Ada is a Spanish girl, twenty-eight years old, who lives in Copenhagen. She left Madrid years ago fleeing her life and her family there. She leads a normal life with her girlfriend Nadine and her dog Clara, but she feels permanently unsettled and has to take Lexatin to face her day-to-day life. Her two refuges are writing and her friendship with Denis, her best friend and soul mate from childhood. Gay like her, he is the perfect accomplice: he writes, like her, and he too left Spain, where he lived with his aunt after being abandoned by his parents, for Japan.
The novel begins with Ada forced to fly to Japan to bury Denis, who has committed suicide. Consumed by bottomless grief, Ada travels through a country unknown and ungraspable for her, trying to understand Denis’s reasons for killing himself. While there, Ada will discover secrets, not only about Denis, but about herself, and will learn the lesson her friend taught her: to save a life, you must learn what makes the cities cry.
Why Cities Cry is a novel of feelings, a poetic narrative about lovelessness, about accepting oneself, about the fear of disappointing expectations and the frustration of not achieving happiness when we think that should be our life’s goal.
A novel for the nineties generation.

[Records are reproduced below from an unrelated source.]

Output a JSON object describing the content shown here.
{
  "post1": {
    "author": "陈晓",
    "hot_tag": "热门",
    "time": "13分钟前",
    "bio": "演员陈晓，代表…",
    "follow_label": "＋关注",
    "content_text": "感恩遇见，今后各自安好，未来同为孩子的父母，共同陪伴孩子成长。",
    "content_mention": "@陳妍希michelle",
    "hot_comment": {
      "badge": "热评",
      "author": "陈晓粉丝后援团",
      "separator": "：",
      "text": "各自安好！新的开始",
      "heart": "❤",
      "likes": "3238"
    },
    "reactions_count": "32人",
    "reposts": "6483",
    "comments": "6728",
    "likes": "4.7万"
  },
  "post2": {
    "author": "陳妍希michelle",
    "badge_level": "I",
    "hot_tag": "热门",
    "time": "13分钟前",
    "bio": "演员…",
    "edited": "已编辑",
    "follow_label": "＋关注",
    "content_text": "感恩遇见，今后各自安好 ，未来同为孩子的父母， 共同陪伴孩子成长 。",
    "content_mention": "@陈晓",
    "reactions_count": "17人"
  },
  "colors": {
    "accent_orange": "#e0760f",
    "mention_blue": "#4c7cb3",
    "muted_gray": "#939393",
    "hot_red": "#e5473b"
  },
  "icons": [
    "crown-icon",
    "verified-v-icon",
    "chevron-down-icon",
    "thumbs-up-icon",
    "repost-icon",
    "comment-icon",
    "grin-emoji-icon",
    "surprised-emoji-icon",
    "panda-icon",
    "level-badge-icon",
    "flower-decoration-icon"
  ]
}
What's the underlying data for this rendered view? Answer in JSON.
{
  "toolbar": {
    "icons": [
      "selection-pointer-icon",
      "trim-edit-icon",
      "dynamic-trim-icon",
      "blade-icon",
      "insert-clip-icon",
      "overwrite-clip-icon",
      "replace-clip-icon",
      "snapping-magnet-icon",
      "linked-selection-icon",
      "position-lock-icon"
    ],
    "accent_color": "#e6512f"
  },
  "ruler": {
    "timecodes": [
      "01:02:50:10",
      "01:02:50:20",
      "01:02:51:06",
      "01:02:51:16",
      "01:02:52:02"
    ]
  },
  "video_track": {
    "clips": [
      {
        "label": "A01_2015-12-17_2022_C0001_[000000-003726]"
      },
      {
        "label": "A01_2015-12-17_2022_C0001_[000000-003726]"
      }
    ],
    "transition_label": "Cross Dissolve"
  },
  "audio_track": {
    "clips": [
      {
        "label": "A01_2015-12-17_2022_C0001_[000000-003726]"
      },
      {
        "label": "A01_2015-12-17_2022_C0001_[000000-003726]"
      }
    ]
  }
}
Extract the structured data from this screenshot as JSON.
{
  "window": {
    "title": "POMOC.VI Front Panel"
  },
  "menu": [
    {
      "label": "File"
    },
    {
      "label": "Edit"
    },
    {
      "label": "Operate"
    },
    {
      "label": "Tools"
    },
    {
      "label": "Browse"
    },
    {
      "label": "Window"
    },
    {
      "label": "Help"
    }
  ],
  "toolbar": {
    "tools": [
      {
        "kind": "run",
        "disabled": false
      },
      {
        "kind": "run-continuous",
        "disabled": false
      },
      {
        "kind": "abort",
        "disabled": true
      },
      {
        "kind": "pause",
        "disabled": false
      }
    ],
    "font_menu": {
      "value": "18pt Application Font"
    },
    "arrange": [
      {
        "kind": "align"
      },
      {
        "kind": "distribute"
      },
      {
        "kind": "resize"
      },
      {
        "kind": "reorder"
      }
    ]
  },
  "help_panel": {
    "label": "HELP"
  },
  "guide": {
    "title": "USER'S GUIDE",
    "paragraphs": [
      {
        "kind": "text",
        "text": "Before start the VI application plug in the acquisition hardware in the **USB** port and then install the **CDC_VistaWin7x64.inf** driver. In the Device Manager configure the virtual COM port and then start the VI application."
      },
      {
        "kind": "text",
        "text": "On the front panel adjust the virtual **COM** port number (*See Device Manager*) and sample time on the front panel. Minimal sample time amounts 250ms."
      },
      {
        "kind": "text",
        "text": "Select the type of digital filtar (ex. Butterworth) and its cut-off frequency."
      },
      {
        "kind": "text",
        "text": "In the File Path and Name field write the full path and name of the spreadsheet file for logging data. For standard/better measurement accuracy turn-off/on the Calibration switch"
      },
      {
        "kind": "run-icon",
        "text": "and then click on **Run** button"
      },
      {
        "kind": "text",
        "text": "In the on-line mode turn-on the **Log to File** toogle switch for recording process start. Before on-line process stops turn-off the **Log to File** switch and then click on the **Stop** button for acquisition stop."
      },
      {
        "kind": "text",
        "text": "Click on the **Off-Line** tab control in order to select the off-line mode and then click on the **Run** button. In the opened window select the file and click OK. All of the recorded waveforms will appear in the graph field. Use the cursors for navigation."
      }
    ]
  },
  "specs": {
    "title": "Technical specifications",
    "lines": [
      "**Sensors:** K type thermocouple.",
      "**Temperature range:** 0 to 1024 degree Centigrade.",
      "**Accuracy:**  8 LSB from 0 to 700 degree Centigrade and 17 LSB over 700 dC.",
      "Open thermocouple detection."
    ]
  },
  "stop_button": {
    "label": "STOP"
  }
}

“There is nothing more fragile than a human being who is loved.”
“This is how I imagine the lovers, Hiro and Denis, saying goodbye, with all the suffering of a city filled with injustice. You have to know why cities cry to know how lovers cry.”
“All my life, I’ve been in conflict with myself, assuming I was a more tormented person, a sadder person than everyone else. And even today I am surprised to find myself hating myself for that reason: because I am not as happy as society tells me to be.”
“Fuck you, whore, my head says to me. That’s the usual tone my brain takes with me. I’m used to it, so I feel pleasure in those words, even relief.”
Ada wants to disappear, “to change my life, for people not to have enough hours in the day to remember me.”
“Finally, I have managed to understand why cities cry when they’ve been mistreated and rise back up. They cry from love, Ada.”